In My Herb Garden: A Visual Diary

Sage (Salvia officinalis)

Comfrey (Symphytum officinale)

Rosemary (Rosemarinus officinalis)

Peppermint (Mentha piperita)

Purple Coneflower (Echinacea purpurea)

Rue (Ruta graveolens)

Thyme (Thymus vulgaris)

Sweet Woodruff (Galium odoratum)

Ground ivy (Glechoma hederacea)

Oregano (Origanum vulgare)

Lavender (Lavandula angustifolia)

Lavender (Lavandula angustifolia)


an apple a day


I love this photo from!

The following is a guest post by blogger, Julia Guarino.

I know that for me – and I don’t think I’m alone – when I hear or read “H1N1”, I experience an emotional mix of exasperation and fear. I am pretty tired of hearing about the threat, but as a 20-something with asthma, I am classified as “high-risk”, and a raw egg allergy prevents me from receiving a flu shot (about which there are varying opinions). Whether or not the virus poses a threat to me, I have come to the conclusion that I should seek out other methods of prevention; the natural way of course. Here are some tips I came across in my research.

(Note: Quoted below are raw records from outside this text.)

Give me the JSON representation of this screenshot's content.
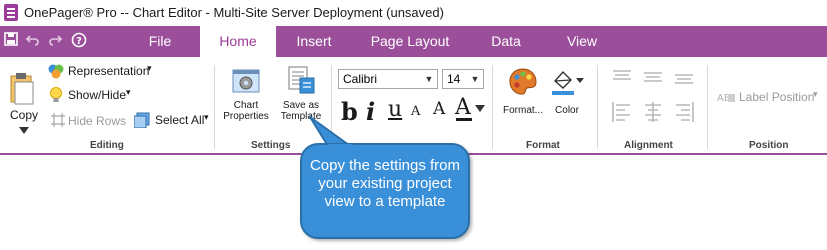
{
  "window": {
    "title": "OnePager® Pro --  Chart Editor - Multi-Site Server Deployment (unsaved)"
  },
  "quick_access": {
    "save_icon": "save-icon",
    "undo_icon": "undo-icon",
    "redo_icon": "redo-icon",
    "help_icon": "help-icon"
  },
  "tabs": [
    {
      "label": "File"
    },
    {
      "label": "Home"
    },
    {
      "label": "Insert"
    },
    {
      "label": "Page Layout"
    },
    {
      "label": "Data"
    },
    {
      "label": "View"
    }
  ],
  "editing": {
    "copy_label": "Copy",
    "representation_label": "Representation",
    "showhide_label": "Show/Hide",
    "hide_rows_label": "Hide Rows",
    "select_all_label": "Select All",
    "group_label": "Editing"
  },
  "settings": {
    "chart_properties_line1": "Chart",
    "chart_properties_line2": "Properties",
    "save_template_line1": "Save as",
    "save_template_line2": "Template",
    "group_label": "Settings"
  },
  "font": {
    "family": "Calibri",
    "size": "14",
    "bold_glyph": "b",
    "italic_glyph": "i",
    "underline_glyph": "u",
    "grow_glyph": "A",
    "shrink_glyph": "A",
    "color_glyph": "A"
  },
  "format": {
    "format_label": "Format...",
    "color_label": "Color",
    "group_label": "Format"
  },
  "alignment": {
    "group_label": "Alignment"
  },
  "position": {
    "label_position_label": "Label Position",
    "group_label": "Position"
  },
  "callout": {
    "text": "Copy the settings from your existing project view to a template"
  },
  "colors": {
    "accent": "#9b4f9b",
    "callout": "#3a8fd9"
  }
}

1. Wash your hands, of course! The first tip I came across everywhere; flu season basics. (But it’s best to avoid antibacterial soap!). This tip also goes along with other general flu-season hygiene; keep your hands away from your eyes, mouth and nose, and avoid others who are sick. Stay home if you have a fever or don’t feel well! (I know it’s hard, but think of your co-workers).

2. Take care of yourself; sleep, and eat well. Avoid sugar and alcohol, sometimes a difficult feat at this time of year, but it’s worth it! Kurt Williamson, virologist and Assistant Professor of Biology at the College of William & Mary, says that keeping your immune system strong is the best way to keep the flu at bay.

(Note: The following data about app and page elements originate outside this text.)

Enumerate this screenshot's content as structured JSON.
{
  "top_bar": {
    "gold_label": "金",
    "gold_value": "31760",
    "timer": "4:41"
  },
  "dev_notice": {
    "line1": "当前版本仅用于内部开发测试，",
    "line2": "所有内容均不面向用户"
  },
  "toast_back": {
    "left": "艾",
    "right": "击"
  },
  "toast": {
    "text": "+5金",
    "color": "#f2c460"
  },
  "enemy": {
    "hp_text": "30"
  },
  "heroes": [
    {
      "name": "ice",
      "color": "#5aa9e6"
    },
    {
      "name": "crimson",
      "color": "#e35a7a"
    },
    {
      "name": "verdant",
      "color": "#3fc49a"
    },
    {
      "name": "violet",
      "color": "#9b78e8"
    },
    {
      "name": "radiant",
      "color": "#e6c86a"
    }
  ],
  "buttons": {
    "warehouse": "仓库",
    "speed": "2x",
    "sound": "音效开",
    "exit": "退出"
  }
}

3. Get fresh air, and keep your home and office ventilated; air flow is good for keeping bacteria from lingering.

4. Take your vitamins. Vitamin D helps boost your immune function. Williamson says that the best source of Vitamin D is sunshine! Since it is hard to get sufficient amounts of Vitamin D from diet alone, make sure to get outside whenever you can.

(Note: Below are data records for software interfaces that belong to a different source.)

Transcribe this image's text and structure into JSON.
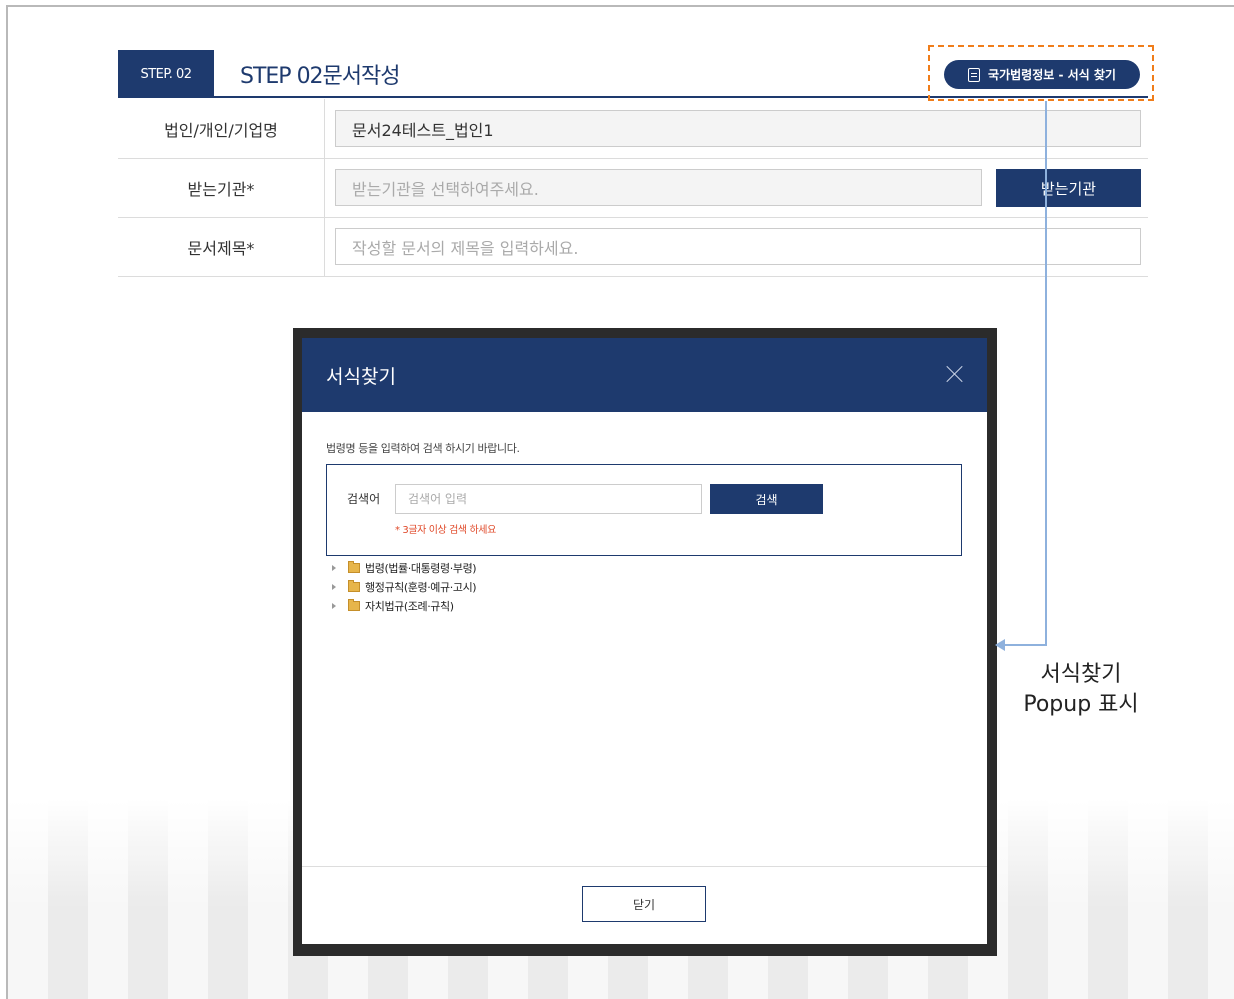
{
  "step": {
    "tab_label": "STEP. 02",
    "title": "STEP 02문서작성"
  },
  "law_button": {
    "label": "국가법령정보 - 서식 찾기",
    "icon": "document-icon"
  },
  "form": {
    "rows": [
      {
        "label": "법인/개인/기업명",
        "value": "문서24테스트_법인1"
      },
      {
        "label": "받는기관*",
        "placeholder": "받는기관을 선택하여주세요.",
        "button": "받는기관"
      },
      {
        "label": "문서제목*",
        "placeholder": "작성할 문서의 제목을 입력하세요."
      }
    ]
  },
  "annotation": {
    "line1": "서식찾기",
    "line2": "Popup 표시"
  },
  "popup": {
    "title": "서식찾기",
    "guide": "법령명 등을 입력하여 검색 하시기 바랍니다.",
    "search_label": "검색어",
    "search_placeholder": "검색어 입력",
    "search_button": "검색",
    "hint": "* 3글자 이상 검색 하세요",
    "tree": [
      {
        "label": "법령(법률·대통령령·부령)"
      },
      {
        "label": "행정규칙(훈령·예규·고시)"
      },
      {
        "label": "자치법규(조례·규칙)"
      }
    ],
    "close_button": "닫기"
  },
  "colors": {
    "primary": "#1e3a6e",
    "highlight": "#f07d1a",
    "connector": "#8eb1dd",
    "hint": "#e04a2a"
  }
}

5. Supplement your diet. Zinc, elderberry, and Echinacea have also been shown to have some anti-viral properties.

6. WebMD recommends a sauna. Research has shown some correlation between saunas and lower rates of cold and flu infection; plus they feel good!

Want to learn more about flu prevention? My sources were: the Centers for Disease Control and Prevention, WebMD, LiveStrong, and BlackVoices. You can also visit